Around two-thirds of Texas children rely on free or reduced-price lunch during the school year, Feeding Texas CEO Celia Cole said.

“When school shuts down, a lot of those kids lose access to the nutrition they need during the summer months,” Cole said. “And so typically, we see child hunger go up, and our food banks see that in their lines; they see an increase in families needing help feeding their kids—summer hunger is a real problem.”

In response, local governments, school districts and nonprofits across the state have partnered with the Texas Department of Agriculture to offer free meals and snacks to children age 18 and younger and students with disabilities up to 21 years old.

What you need to know

To find organizations participating in the Summer Meals Program, families can:
  • Visit for an interactive site map
  • Text “FOOD” or “COMIDA” to 304-304
  • Call 211 to speak to an operator in English or Spanish
Officials recommend calling sites in advance to confirm their operating hours and how meals will be served.

Families do not have to apply, register or provide identification to receive food from the program. Meal sites are located in low-income areas, such as communities where over 50% of children are eligible for free or reduced-price lunch, TDA officials said in a news release.

Some sites in rural areas offer multi-day meal bundles for families who cannot go daily.

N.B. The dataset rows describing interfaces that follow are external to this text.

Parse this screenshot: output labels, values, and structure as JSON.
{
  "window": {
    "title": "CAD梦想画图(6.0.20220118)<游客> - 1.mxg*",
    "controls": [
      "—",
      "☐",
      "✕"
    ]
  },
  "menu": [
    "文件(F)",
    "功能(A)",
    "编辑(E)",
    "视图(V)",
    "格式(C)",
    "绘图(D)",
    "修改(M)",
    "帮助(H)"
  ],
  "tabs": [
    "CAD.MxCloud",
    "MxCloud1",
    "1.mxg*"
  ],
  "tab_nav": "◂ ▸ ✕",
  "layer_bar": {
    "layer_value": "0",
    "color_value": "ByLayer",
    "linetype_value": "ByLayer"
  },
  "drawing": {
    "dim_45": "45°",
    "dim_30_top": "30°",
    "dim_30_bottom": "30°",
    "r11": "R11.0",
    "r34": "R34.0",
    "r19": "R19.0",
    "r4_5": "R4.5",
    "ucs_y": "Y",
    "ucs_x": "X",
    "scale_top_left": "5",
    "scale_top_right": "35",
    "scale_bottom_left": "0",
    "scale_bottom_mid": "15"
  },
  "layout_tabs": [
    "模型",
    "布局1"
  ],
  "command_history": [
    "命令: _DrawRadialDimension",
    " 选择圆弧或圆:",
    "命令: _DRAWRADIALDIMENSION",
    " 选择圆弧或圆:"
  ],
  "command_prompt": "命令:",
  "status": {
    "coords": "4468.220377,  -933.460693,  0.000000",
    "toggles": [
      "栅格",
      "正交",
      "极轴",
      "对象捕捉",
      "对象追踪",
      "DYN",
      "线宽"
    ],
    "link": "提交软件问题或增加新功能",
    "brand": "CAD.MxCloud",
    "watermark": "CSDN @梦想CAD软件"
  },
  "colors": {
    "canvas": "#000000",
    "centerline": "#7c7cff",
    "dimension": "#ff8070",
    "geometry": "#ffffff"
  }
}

“[The program] ensures that children have access to nutritious meals, helping them stay active and healthy throughout the summer break, and return to school ready to thrive,” Texas Agriculture Commissioner Sid Miller said in the release.

A closer look

Just about 10% of students who receive free or reduced-price lunch also participate in the Summer Meals Program, Cole said.

“The main reason for that low participation is just the challenge of kids getting to those sites in the summer months,” she told Community Impact in February.

Cole said she encourages families to visit their local food banks and, if eligible, apply for benefits through the Supplemental Nutrition Assistance Program, or SNAP. Low-income adults may qualify for SNAP if they are working or looking for a job; are pregnant; have a disability; or are at least 60 years old.

Texans can search for food banks by ZIP code here.

Also of note

This summer, the United States Department of Agriculture launched the Summer Electronic Benefit Transfer Program, or Summer EBT, which gives eligible families up to $120 per child to supplement the cost of food during summer break. Texas is one of 15 states that did not opt in to the program.

“For families that don't have a site near them, or face transportation issues or whatever barriers there are to participating in the traditional Summer [Meals] Program, Summer EBT offered a really good alternative option. So we are hopeful that the state will get that program up and running next summer,” Cole said.

Feeding Texas estimated Summer EBT would serve about 3.7 million children and provide families with $430 million in additional food benefits, Community Impact previously reported.

Over 22% of Texas children experience food insecurity, meaning they do not have consistent access to food, Feeding America found.